▶ Entries shown:
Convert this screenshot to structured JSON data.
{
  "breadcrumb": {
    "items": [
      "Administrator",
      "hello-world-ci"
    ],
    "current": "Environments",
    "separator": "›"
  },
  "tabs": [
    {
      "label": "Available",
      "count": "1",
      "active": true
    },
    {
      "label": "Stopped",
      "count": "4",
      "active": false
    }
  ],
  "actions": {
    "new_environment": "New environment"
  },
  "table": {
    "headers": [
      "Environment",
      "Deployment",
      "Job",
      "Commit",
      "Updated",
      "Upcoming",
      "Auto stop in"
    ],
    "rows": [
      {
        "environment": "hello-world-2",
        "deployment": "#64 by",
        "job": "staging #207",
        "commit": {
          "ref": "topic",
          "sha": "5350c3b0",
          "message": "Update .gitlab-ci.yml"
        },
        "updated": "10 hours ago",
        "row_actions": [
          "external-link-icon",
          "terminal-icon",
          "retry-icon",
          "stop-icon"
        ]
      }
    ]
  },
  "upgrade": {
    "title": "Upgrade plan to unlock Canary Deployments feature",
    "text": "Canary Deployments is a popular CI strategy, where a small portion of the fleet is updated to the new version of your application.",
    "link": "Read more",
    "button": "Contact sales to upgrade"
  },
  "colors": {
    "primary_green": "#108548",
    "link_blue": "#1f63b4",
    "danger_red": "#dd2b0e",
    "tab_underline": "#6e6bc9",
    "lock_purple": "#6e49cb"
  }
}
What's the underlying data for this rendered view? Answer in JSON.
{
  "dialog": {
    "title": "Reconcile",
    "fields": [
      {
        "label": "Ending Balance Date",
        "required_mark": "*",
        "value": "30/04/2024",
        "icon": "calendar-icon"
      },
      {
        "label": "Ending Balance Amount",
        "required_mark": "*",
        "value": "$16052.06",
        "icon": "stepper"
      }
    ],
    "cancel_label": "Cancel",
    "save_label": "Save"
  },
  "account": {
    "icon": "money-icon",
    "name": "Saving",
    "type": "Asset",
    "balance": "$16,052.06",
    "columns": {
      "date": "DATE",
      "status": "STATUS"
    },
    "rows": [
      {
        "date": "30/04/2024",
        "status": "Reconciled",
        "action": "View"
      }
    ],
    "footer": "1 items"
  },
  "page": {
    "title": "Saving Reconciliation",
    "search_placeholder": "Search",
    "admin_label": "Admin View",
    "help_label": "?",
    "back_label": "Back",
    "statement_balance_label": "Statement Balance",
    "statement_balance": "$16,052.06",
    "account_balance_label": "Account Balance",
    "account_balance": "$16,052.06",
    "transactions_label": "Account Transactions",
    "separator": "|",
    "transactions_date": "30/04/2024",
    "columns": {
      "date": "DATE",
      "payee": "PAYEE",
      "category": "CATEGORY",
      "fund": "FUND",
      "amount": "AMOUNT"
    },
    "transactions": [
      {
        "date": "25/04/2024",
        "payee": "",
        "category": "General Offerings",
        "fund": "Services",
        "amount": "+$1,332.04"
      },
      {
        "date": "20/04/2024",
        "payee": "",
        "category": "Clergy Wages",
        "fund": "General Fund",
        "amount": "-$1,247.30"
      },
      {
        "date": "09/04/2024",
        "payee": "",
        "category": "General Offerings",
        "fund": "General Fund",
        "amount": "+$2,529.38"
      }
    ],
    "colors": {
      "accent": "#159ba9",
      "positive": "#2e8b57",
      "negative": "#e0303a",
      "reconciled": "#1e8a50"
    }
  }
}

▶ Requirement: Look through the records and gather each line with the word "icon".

▶ Task result:
          "external-link-icon",
          "terminal-icon",
          "retry-icon",
          "stop-icon"
        "icon": "calendar-icon"
        "icon": "stepper"
    "icon": "money-icon",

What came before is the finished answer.